Water vapor satellite imagery from this morning showing Dorian becoming cut off from the moisture feed flowing in from the south (pink arrows) as more and more of the circulation is getting surrounded by dry air (yellow arrows). This interruption in moisture return from the south is likely contributing to the weakening we’ve seen since last night.

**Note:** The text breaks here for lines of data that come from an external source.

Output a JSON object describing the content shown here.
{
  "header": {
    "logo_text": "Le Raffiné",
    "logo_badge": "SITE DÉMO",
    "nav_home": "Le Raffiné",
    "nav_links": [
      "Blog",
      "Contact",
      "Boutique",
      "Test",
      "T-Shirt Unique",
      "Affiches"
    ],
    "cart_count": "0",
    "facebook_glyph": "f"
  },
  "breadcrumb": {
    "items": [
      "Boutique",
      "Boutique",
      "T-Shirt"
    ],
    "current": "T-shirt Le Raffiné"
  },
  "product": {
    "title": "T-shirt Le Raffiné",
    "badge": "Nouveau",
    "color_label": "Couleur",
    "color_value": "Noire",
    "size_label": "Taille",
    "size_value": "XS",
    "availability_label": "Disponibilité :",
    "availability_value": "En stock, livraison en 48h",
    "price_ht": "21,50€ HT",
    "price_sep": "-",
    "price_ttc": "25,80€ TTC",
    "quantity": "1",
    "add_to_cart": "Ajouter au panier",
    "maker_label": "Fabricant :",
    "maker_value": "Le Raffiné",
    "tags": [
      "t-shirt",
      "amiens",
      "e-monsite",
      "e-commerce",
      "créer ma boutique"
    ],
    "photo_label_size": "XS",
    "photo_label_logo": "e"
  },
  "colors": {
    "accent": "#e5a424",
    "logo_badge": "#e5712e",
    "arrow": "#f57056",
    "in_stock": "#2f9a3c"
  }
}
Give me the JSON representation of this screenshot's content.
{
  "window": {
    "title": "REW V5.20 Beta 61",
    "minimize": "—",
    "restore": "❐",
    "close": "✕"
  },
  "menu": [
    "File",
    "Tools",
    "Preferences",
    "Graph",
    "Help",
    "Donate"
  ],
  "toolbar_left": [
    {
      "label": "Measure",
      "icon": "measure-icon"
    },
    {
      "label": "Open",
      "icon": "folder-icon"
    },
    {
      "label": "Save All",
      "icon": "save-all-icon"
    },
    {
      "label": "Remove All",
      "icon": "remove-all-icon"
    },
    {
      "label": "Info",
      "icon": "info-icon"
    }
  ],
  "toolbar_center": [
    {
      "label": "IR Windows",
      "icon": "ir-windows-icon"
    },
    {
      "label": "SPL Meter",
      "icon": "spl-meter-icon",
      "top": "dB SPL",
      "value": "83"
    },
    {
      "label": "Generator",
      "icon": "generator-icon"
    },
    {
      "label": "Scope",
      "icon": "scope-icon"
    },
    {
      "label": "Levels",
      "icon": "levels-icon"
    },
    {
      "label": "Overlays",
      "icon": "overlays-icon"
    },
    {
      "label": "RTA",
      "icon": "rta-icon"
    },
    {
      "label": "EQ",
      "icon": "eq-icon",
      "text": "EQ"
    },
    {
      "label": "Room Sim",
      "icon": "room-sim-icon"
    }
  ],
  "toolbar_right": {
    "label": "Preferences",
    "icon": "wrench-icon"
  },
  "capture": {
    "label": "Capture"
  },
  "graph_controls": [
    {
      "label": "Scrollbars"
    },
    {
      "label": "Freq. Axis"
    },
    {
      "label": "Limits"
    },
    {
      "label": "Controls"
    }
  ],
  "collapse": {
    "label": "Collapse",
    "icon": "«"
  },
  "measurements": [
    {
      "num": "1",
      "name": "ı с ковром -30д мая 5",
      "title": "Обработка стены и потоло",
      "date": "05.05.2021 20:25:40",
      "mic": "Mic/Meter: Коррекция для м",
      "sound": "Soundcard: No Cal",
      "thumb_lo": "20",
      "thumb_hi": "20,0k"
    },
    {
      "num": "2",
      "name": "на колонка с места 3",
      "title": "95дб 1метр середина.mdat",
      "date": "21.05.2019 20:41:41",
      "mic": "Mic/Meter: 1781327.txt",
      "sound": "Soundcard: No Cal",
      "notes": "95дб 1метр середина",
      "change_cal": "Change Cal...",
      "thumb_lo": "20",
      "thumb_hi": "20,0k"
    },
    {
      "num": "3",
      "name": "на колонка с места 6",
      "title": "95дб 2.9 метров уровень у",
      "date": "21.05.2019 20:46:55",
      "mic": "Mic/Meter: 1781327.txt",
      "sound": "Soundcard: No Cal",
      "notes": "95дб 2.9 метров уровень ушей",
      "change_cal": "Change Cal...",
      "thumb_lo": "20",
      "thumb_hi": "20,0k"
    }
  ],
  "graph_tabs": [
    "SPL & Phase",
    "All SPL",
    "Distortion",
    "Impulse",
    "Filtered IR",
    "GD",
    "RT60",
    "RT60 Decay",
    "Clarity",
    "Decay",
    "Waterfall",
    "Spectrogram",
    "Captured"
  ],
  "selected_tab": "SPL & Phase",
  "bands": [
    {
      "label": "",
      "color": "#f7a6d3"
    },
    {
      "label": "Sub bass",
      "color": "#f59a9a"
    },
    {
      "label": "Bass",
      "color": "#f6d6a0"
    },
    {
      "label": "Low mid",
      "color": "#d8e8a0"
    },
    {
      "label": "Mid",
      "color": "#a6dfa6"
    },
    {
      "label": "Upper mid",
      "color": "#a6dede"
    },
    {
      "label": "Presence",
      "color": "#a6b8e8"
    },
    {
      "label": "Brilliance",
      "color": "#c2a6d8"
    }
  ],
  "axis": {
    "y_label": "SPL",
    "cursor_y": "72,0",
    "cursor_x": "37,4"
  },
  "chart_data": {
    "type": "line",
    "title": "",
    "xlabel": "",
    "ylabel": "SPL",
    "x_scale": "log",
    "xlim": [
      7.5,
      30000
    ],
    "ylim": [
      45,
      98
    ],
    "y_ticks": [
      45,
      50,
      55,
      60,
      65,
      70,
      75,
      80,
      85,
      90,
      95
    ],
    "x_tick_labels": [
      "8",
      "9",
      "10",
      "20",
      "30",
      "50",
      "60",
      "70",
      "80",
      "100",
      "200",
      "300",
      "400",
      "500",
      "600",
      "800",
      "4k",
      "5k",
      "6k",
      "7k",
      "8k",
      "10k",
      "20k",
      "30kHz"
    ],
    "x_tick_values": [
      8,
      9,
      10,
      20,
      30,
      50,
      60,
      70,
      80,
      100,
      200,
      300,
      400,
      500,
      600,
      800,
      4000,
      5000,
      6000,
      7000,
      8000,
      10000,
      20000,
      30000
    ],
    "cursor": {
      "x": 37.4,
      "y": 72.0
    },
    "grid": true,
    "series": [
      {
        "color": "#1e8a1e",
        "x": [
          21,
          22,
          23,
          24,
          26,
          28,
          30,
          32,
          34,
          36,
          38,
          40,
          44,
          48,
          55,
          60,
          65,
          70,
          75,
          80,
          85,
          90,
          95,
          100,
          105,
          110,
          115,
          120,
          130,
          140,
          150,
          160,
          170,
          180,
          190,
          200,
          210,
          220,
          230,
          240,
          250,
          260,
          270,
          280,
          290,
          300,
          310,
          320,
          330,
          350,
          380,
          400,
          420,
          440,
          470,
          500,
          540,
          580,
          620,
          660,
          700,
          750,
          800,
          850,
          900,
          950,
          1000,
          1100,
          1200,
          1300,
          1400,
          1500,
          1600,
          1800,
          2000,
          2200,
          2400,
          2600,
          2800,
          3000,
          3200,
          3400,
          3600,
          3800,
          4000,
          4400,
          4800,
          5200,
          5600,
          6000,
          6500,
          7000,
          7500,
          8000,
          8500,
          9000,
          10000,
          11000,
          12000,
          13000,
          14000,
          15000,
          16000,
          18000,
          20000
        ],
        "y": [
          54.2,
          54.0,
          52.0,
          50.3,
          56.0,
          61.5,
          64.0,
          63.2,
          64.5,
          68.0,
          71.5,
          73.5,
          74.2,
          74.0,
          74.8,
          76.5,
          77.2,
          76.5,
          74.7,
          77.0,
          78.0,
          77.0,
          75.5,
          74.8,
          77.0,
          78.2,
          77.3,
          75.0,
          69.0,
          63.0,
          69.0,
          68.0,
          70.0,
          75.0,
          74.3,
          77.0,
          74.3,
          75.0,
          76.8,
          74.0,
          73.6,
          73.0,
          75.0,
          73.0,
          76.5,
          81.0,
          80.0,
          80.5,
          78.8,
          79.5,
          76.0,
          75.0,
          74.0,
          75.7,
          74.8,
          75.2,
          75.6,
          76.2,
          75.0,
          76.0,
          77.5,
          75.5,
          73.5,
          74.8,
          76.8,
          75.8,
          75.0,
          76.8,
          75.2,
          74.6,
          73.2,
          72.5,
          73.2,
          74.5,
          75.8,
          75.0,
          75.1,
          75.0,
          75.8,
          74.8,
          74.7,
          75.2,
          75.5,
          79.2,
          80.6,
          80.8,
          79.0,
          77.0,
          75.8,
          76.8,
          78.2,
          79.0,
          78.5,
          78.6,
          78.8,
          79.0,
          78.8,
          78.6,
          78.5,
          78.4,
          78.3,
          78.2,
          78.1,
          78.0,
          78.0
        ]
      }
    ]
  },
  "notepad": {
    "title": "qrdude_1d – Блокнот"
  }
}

In addition, differences in the environmental flow driving Dorian are creating a less-than-favorable upper air environment for the system. The low-level center is slipping out in front of the thunderstorms, and this process tends to lead to a progressively less-organized system. The big question today is whether or not Dorian can survive this process, which should continue for another 48 hours before the upper winds become less hostile. If it does, there’s a chance some land mass will ultimately have to deal with Dorian. If not, it will be more evidence in the books as to why July is such a hostile month for tropical systems in the Atlantic.